◆ EXERCISE
Keeping pictures out of the copy, restate each record word for word.

Data about app and page elements:
┄┄┄┄┄┄┄┄┄┄┄┄┄┄┄┄┄┄┄┄
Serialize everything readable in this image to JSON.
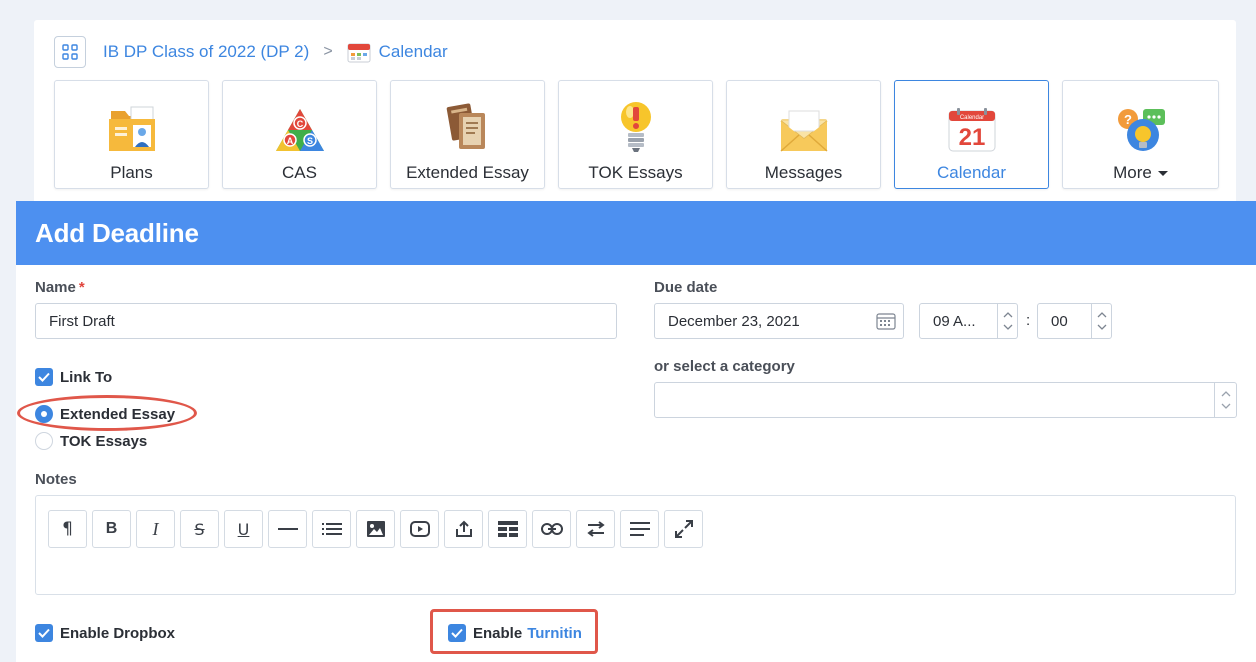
{
  "breadcrumb": {
    "grid_icon": "grid-icon",
    "class_name": "IB DP Class of 2022 (DP 2)",
    "separator": ">",
    "page": "Calendar",
    "page_icon": "calendar-icon"
  },
  "tiles": [
    {
      "label": "Plans",
      "icon": "plans-folder-icon",
      "active": false
    },
    {
      "label": "CAS",
      "icon": "cas-triangle-icon",
      "active": false
    },
    {
      "label": "Extended Essay",
      "icon": "books-icon",
      "active": false
    },
    {
      "label": "TOK Essays",
      "icon": "lightbulb-icon",
      "active": false
    },
    {
      "label": "Messages",
      "icon": "envelope-icon",
      "active": false
    },
    {
      "label": "Calendar",
      "icon": "calendar-21-icon",
      "active": true,
      "day": "21",
      "month": "Calendar"
    },
    {
      "label": "More",
      "icon": "question-chat-icon",
      "active": false
    }
  ],
  "modal": {
    "title": "Add Deadline",
    "name_label": "Name",
    "required_mark": "*",
    "name_value": "First Draft",
    "due_label": "Due date",
    "due_date": "December 23, 2021",
    "hour": "09 A...",
    "time_sep": ":",
    "minute": "00",
    "category_label": "or select a category",
    "category_value": "",
    "link_to_label": "Link To",
    "link_to_checked": true,
    "radio_options": [
      {
        "label": "Extended Essay",
        "selected": true
      },
      {
        "label": "TOK Essays",
        "selected": false
      }
    ],
    "notes_label": "Notes",
    "toolbar": [
      "paragraph-icon",
      "bold-icon",
      "italic-icon",
      "strikethrough-icon",
      "underline-icon",
      "horizontal-rule-icon",
      "list-icon",
      "image-icon",
      "video-icon",
      "upload-icon",
      "table-icon",
      "link-icon",
      "swap-icon",
      "align-icon",
      "fullscreen-icon"
    ],
    "toolbar_glyphs": {
      "paragraph": "¶",
      "bold": "B",
      "italic": "I",
      "strike": "S",
      "underline": "U"
    },
    "enable_dropbox_label": "Enable Dropbox",
    "enable_dropbox_checked": true,
    "enable_label": "Enable",
    "turnitin_label": "Turnitin",
    "enable_turnitin_checked": true
  },
  "colors": {
    "accent": "#4d90f0",
    "link": "#3d86e0",
    "highlight": "#e0574a"
  }
}
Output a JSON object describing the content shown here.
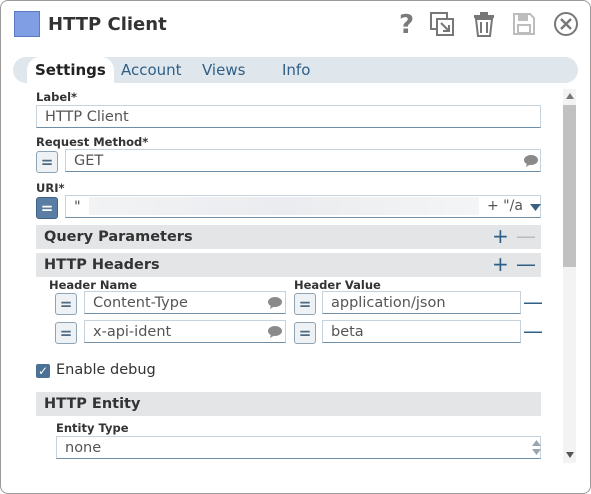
{
  "header": {
    "title": "HTTP Client",
    "swatch_color": "#7f9ee3",
    "icons": [
      "help-icon",
      "copy-icon",
      "trash-icon",
      "save-icon",
      "close-icon"
    ]
  },
  "tabs": [
    {
      "label": "Settings"
    },
    {
      "label": "Account"
    },
    {
      "label": "Views"
    },
    {
      "label": "Info"
    }
  ],
  "form": {
    "label": {
      "title": "Label*",
      "value": "HTTP Client"
    },
    "request_method": {
      "title": "Request Method*",
      "value": "GET",
      "eq": "="
    },
    "uri": {
      "title": "URI*",
      "value_start": "\"",
      "value_end": "+ \"/a",
      "eq": "="
    },
    "query_parameters": {
      "title": "Query Parameters"
    },
    "http_headers": {
      "title": "HTTP Headers",
      "col_name": "Header Name",
      "col_value": "Header Value",
      "rows": [
        {
          "name": "Content-Type",
          "value": "application/json"
        },
        {
          "name": "x-api-ident",
          "value": "beta"
        }
      ]
    },
    "enable_debug": {
      "label": "Enable debug",
      "checked": true
    },
    "http_entity": {
      "title": "HTTP Entity",
      "entity_type_label": "Entity Type",
      "entity_type_value": "none"
    }
  },
  "symbols": {
    "eq": "=",
    "plus": "+",
    "minus": "—",
    "check": "✓"
  },
  "colors": {
    "accent": "#2f5f86",
    "section_bg": "#e3e5e7",
    "disabled": "#b5bcc2"
  }
}
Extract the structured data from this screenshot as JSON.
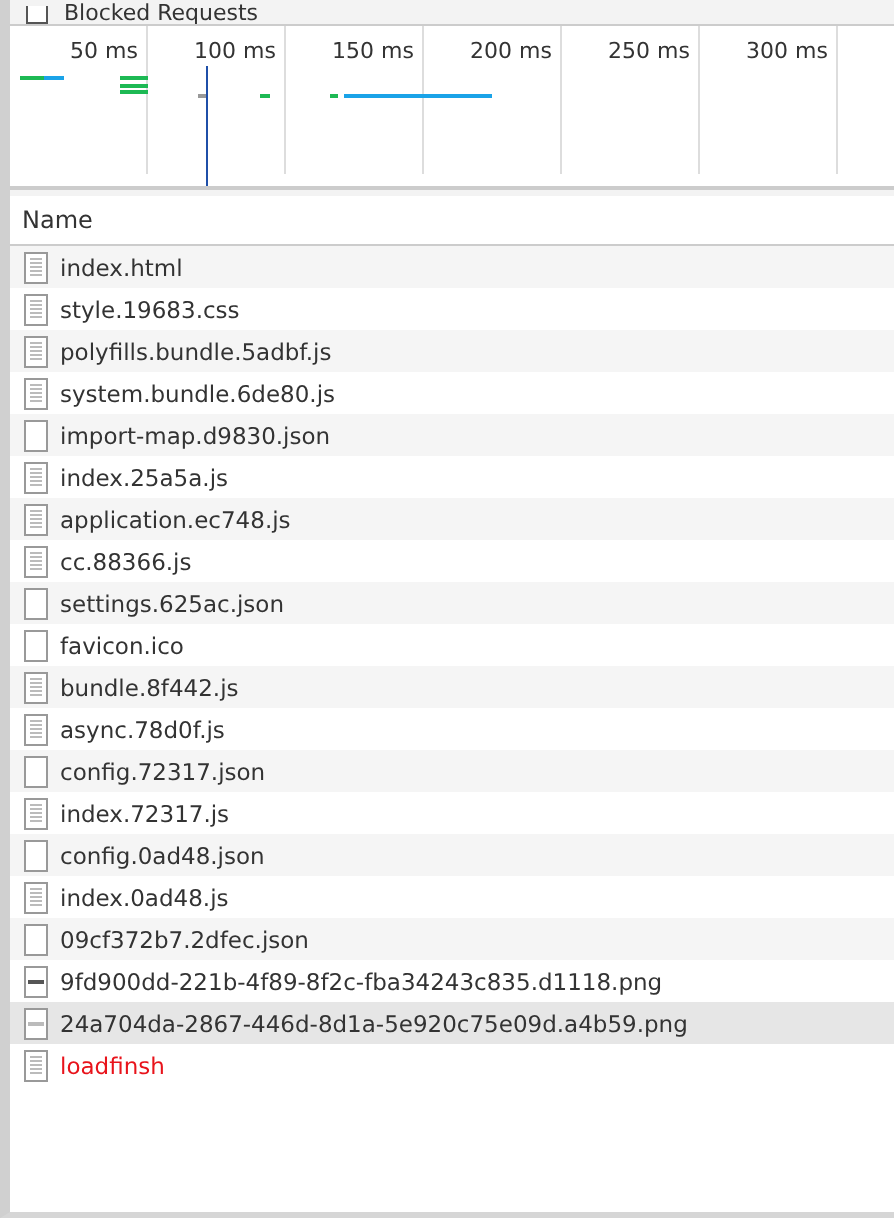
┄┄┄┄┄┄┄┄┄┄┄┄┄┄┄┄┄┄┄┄
◆ SOLUTION
Serialize everything readable in this image to JSON.
{
  "breadcrumb": {
    "grid_icon": "grid-icon",
    "class_name": "IB DP Class of 2022 (DP 2)",
    "separator": ">",
    "page": "Calendar",
    "page_icon": "calendar-icon"
  },
  "tiles": [
    {
      "label": "Plans",
      "icon": "plans-folder-icon",
      "active": false
    },
    {
      "label": "CAS",
      "icon": "cas-triangle-icon",
      "active": false
    },
    {
      "label": "Extended Essay",
      "icon": "books-icon",
      "active": false
    },
    {
      "label": "TOK Essays",
      "icon": "lightbulb-icon",
      "active": false
    },
    {
      "label": "Messages",
      "icon": "envelope-icon",
      "active": false
    },
    {
      "label": "Calendar",
      "icon": "calendar-21-icon",
      "active": true,
      "day": "21",
      "month": "Calendar"
    },
    {
      "label": "More",
      "icon": "question-chat-icon",
      "active": false
    }
  ],
  "modal": {
    "title": "Add Deadline",
    "name_label": "Name",
    "required_mark": "*",
    "name_value": "First Draft",
    "due_label": "Due date",
    "due_date": "December 23, 2021",
    "hour": "09 A...",
    "time_sep": ":",
    "minute": "00",
    "category_label": "or select a category",
    "category_value": "",
    "link_to_label": "Link To",
    "link_to_checked": true,
    "radio_options": [
      {
        "label": "Extended Essay",
        "selected": true
      },
      {
        "label": "TOK Essays",
        "selected": false
      }
    ],
    "notes_label": "Notes",
    "toolbar": [
      "paragraph-icon",
      "bold-icon",
      "italic-icon",
      "strikethrough-icon",
      "underline-icon",
      "horizontal-rule-icon",
      "list-icon",
      "image-icon",
      "video-icon",
      "upload-icon",
      "table-icon",
      "link-icon",
      "swap-icon",
      "align-icon",
      "fullscreen-icon"
    ],
    "toolbar_glyphs": {
      "paragraph": "¶",
      "bold": "B",
      "italic": "I",
      "strike": "S",
      "underline": "U"
    },
    "enable_dropbox_label": "Enable Dropbox",
    "enable_dropbox_checked": true,
    "enable_label": "Enable",
    "turnitin_label": "Turnitin",
    "enable_turnitin_checked": true
  },
  "colors": {
    "accent": "#4d90f0",
    "link": "#3d86e0",
    "highlight": "#e0574a"
  }
}
Output a JSON object describing the content shown here.
{
  "header": {
    "title": "HTTP Client",
    "swatch_color": "#7f9ee3",
    "icons": [
      "help-icon",
      "copy-icon",
      "trash-icon",
      "save-icon",
      "close-icon"
    ]
  },
  "tabs": [
    {
      "label": "Settings"
    },
    {
      "label": "Account"
    },
    {
      "label": "Views"
    },
    {
      "label": "Info"
    }
  ],
  "form": {
    "label": {
      "title": "Label*",
      "value": "HTTP Client"
    },
    "request_method": {
      "title": "Request Method*",
      "value": "GET",
      "eq": "="
    },
    "uri": {
      "title": "URI*",
      "value_start": "\"",
      "value_end": "+ \"/a",
      "eq": "="
    },
    "query_parameters": {
      "title": "Query Parameters"
    },
    "http_headers": {
      "title": "HTTP Headers",
      "col_name": "Header Name",
      "col_value": "Header Value",
      "rows": [
        {
          "name": "Content-Type",
          "value": "application/json"
        },
        {
          "name": "x-api-ident",
          "value": "beta"
        }
      ]
    },
    "enable_debug": {
      "label": "Enable debug",
      "checked": true
    },
    "http_entity": {
      "title": "HTTP Entity",
      "entity_type_label": "Entity Type",
      "entity_type_value": "none"
    }
  },
  "symbols": {
    "eq": "=",
    "plus": "+",
    "minus": "—",
    "check": "✓"
  },
  "colors": {
    "accent": "#2f5f86",
    "section_bg": "#e3e5e7",
    "disabled": "#b5bcc2"
  }
}
Extract the structured data from this screenshot as JSON.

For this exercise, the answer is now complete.